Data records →
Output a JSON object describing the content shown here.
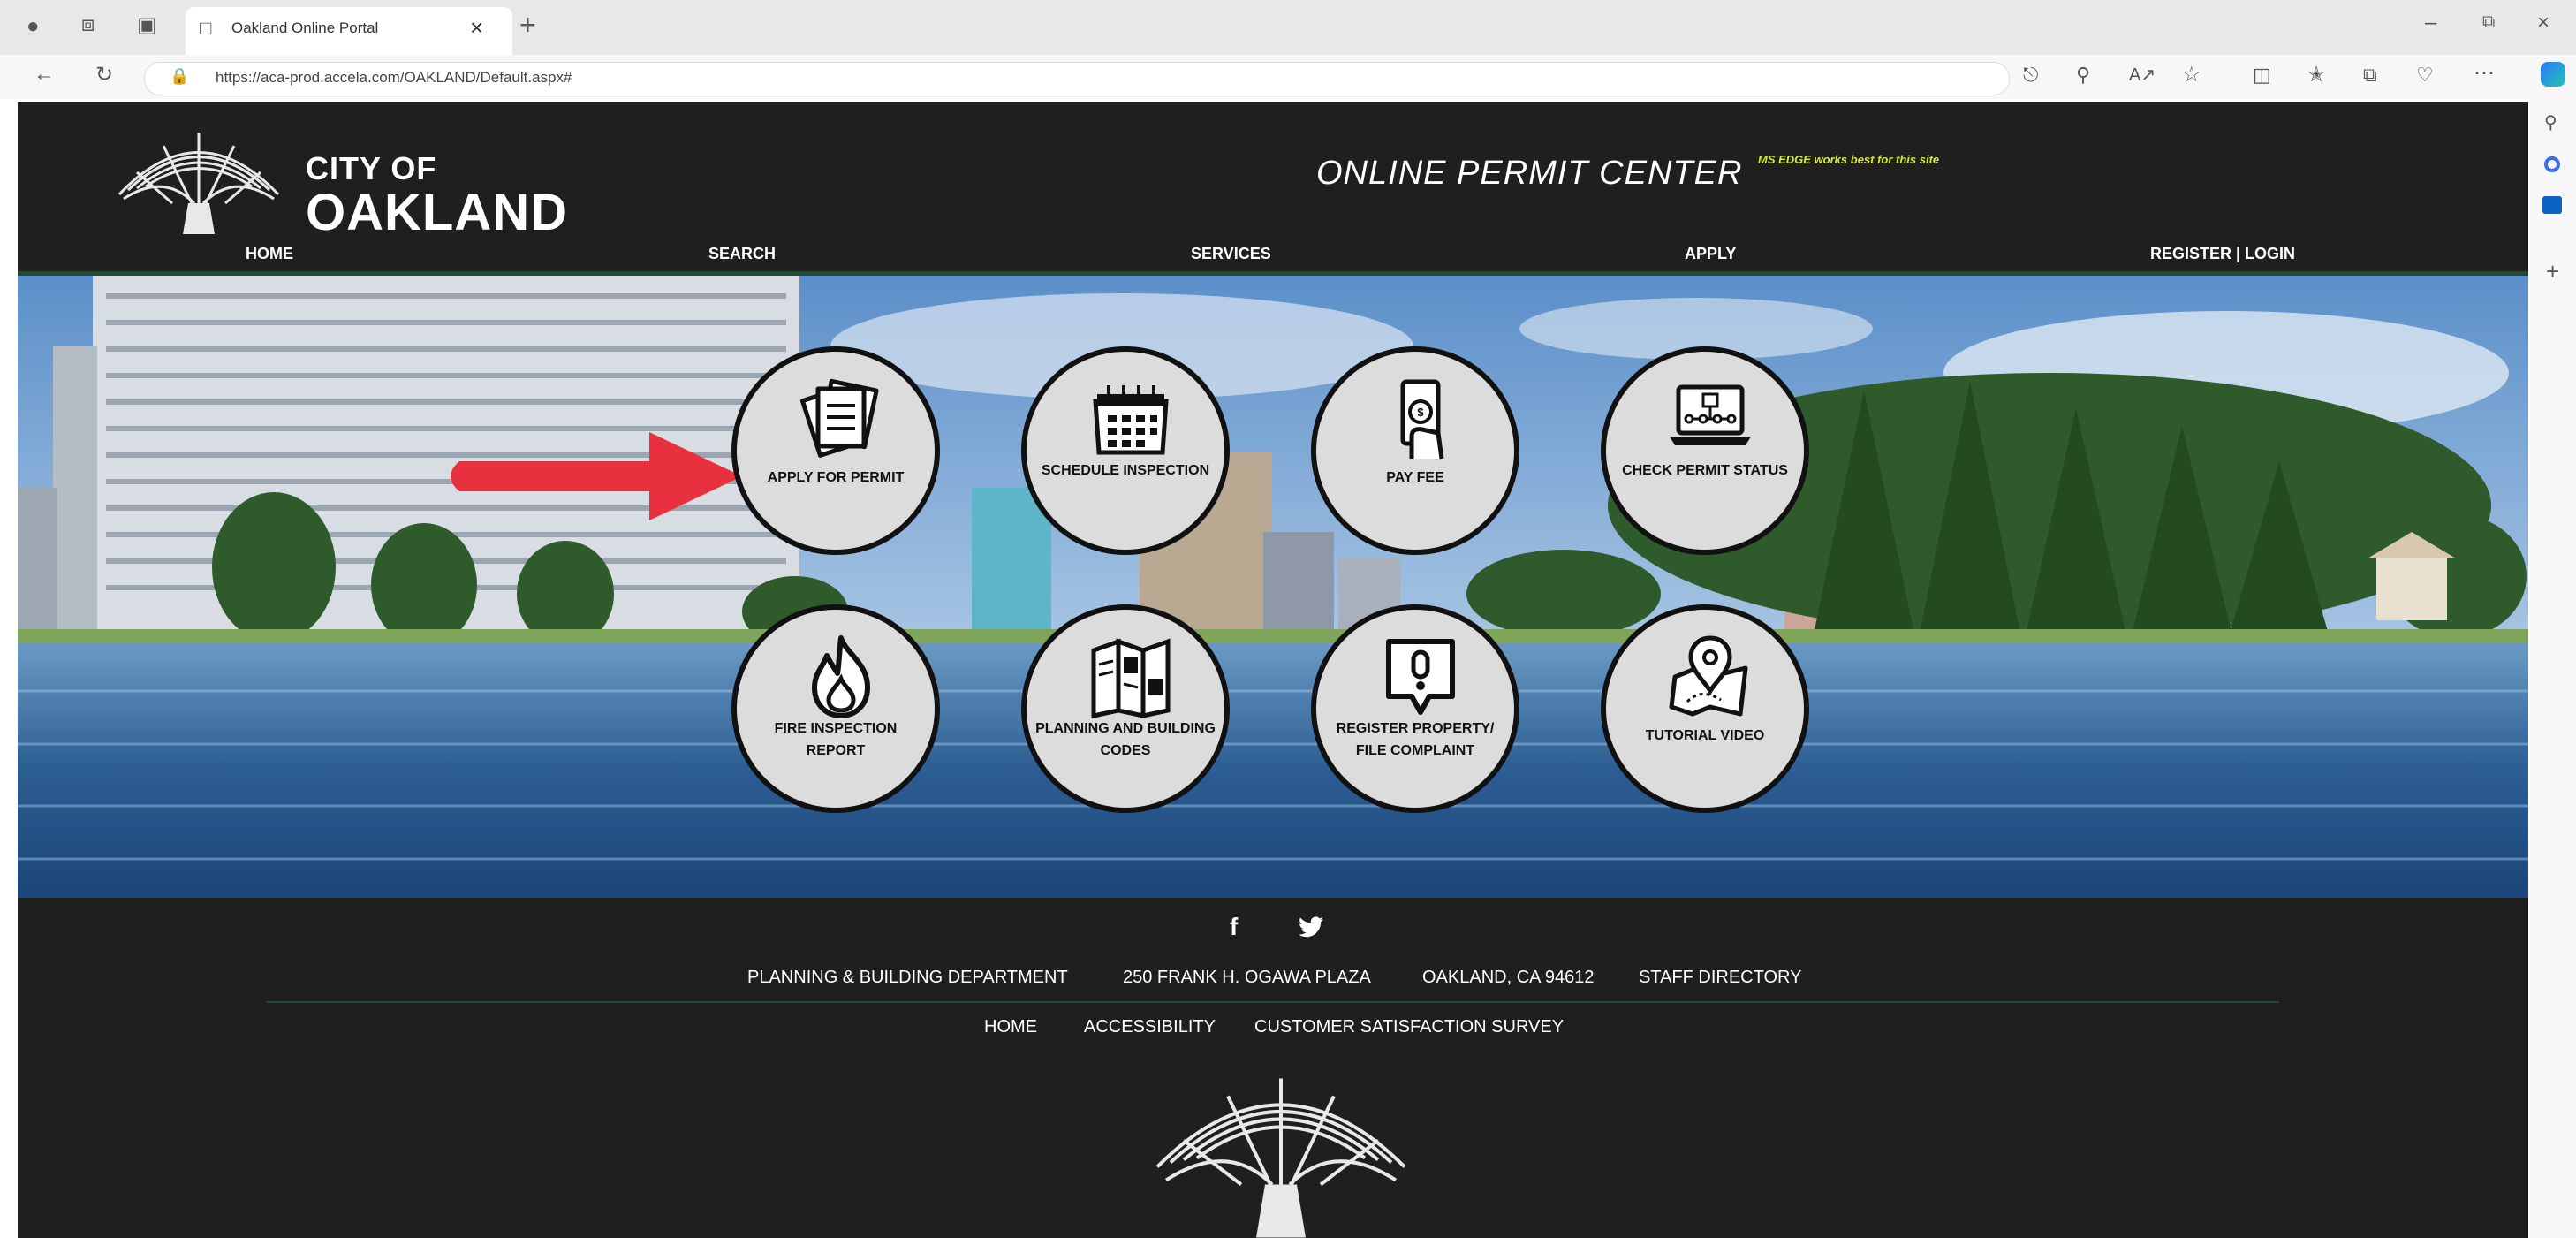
{
  "browser": {
    "tab_title": "Oakland Online Portal",
    "url": "https://aca-prod.accela.com/OAKLAND/Default.aspx#"
  },
  "header": {
    "logo_line1": "CITY OF",
    "logo_line2": "OAKLAND",
    "title": "ONLINE PERMIT CENTER",
    "browser_note": "MS EDGE works best for this site"
  },
  "nav": {
    "home": "HOME",
    "search": "SEARCH",
    "services": "SERVICES",
    "apply": "APPLY",
    "register_login": "REGISTER | LOGIN"
  },
  "services": [
    {
      "label": "APPLY FOR PERMIT",
      "icon": "documents-icon"
    },
    {
      "label": "SCHEDULE INSPECTION",
      "icon": "calendar-icon"
    },
    {
      "label": "PAY FEE",
      "icon": "money-hand-icon"
    },
    {
      "label": "CHECK PERMIT STATUS",
      "icon": "laptop-flow-icon"
    },
    {
      "label": "FIRE INSPECTION REPORT",
      "icon": "flame-icon"
    },
    {
      "label": "PLANNING AND BUILDING CODES",
      "icon": "brochure-icon"
    },
    {
      "label": "REGISTER PROPERTY/ FILE COMPLAINT",
      "icon": "alert-bubble-icon"
    },
    {
      "label": "TUTORIAL VIDEO",
      "icon": "map-pin-icon"
    }
  ],
  "footer": {
    "dept": "PLANNING & BUILDING DEPARTMENT",
    "address": "250 FRANK H. OGAWA PLAZA",
    "city": "OAKLAND, CA 94612",
    "staff": "STAFF DIRECTORY",
    "home": "HOME",
    "accessibility": "ACCESSIBILITY",
    "survey": "CUSTOMER SATISFACTION SURVEY"
  },
  "colors": {
    "page_bg": "#1f1f1f",
    "nav_underline": "#1f4d31",
    "circle_fill": "#dcdcdc",
    "arrow": "#e8303f",
    "note": "#d6e73a"
  }
}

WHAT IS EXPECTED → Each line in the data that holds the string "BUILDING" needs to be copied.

RESULT OF THIS EXERCISE →
      "label": "PLANNING AND BUILDING CODES",
    "dept": "PLANNING & BUILDING DEPARTMENT",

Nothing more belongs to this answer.